* [Work item] Using the records below, filter out every line that lacks "November" and copy the rest.

Data about app and page elements:

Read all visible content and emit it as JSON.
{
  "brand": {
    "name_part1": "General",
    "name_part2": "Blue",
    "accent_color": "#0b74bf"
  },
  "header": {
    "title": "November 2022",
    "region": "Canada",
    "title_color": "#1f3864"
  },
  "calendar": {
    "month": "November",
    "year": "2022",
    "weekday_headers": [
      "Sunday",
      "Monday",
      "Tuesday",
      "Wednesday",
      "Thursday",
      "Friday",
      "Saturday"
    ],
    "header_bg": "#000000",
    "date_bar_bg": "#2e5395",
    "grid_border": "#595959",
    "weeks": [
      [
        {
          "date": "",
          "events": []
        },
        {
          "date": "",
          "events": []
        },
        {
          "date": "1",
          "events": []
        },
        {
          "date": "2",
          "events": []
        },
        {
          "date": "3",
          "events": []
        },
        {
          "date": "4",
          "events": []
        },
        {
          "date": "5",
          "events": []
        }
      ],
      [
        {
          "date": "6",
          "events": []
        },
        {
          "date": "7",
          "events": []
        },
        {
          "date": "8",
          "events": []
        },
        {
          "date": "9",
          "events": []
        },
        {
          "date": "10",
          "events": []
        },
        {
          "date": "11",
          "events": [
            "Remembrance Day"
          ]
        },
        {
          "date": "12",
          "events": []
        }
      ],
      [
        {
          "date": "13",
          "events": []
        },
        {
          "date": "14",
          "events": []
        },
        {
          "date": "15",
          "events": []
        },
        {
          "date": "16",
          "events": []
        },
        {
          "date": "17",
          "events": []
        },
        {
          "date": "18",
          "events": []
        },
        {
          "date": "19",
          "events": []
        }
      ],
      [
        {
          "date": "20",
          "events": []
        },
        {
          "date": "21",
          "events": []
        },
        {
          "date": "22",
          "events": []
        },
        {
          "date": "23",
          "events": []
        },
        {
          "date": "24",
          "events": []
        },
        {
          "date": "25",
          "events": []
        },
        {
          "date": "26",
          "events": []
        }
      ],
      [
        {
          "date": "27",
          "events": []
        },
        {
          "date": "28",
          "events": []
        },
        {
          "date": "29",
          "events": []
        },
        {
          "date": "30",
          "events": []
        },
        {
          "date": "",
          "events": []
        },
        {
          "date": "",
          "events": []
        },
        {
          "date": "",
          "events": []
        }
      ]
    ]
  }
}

* [Your response]
    "title": "November 2022",
    "month": "November",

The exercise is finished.